Others may choose a lamp offering a larger surface area, which can be placed on a table during breakfast or hung on a bathroom wall for use while getting ready for the day.
Timing and Intensity
Because the light is so intensely bright, it can take some getting used to. Some models offer varying degrees of brightness, allowing users to work up to the brightest level, while others have just one mode.
No matter the intensity of the light, it’s important to give the body time to adjust by starting with exposure over short increments of time. One way of doing this is to start with 10 minutes a day while gradually increasing the time until the user reaches a comfortable 30 minutes a day.
Using the light on a lesser intensity will likely allow someone to sit with it comfortably for a longer period of time from the outset. Not only that, but the user will need more time to feel the positive effects of the light. In other words, the lesser the light intensity, the longer the session, and the greater the light intensity, the shorter the session.
Light Therapy Works
It’s been over 15 years since that first gloomy winter in Cleveland. I effectively cured my SAD during the time I lived there and relied on a sunlamp to get me through some of the darkest days I’ve literally ever seen.
In fact, I found so much benefit from the lamp that I would turn it on as soon as I arrived at work and leave it running off to the side of my desk for most of the day. If I didn’t have a chance to use the lamp for some reason, I could almost immediately feel a difference in my mood and outlook.
When I moved to Northern Virginia in 2016 I was struck by how many more sunny days the area experienced and I found myself with little use for my lamp. It went into a drawer until I took up residence in an office with no windows. Before long I realized how awful I was feeling at the end of the workday, and out came the lamp again.

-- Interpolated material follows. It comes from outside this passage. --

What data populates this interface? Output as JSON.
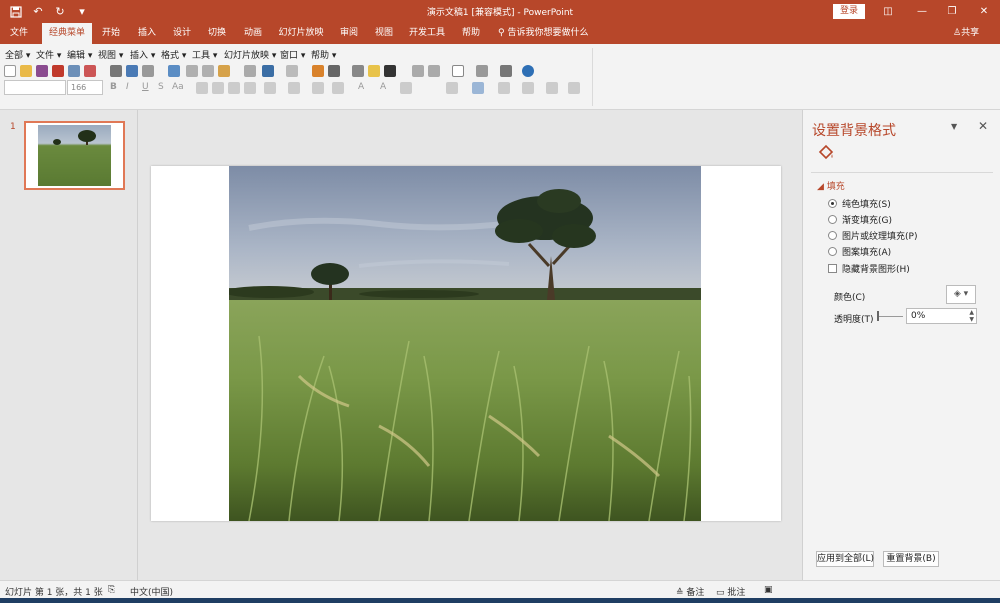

My current home office is also darker than I would like thanks to an overgrown tree and smaller windows that face south. My sun lamp has made yet another appearance, and I suspect it will remain on my desk in an effort to keep me feeling lighter and happier the whole year through.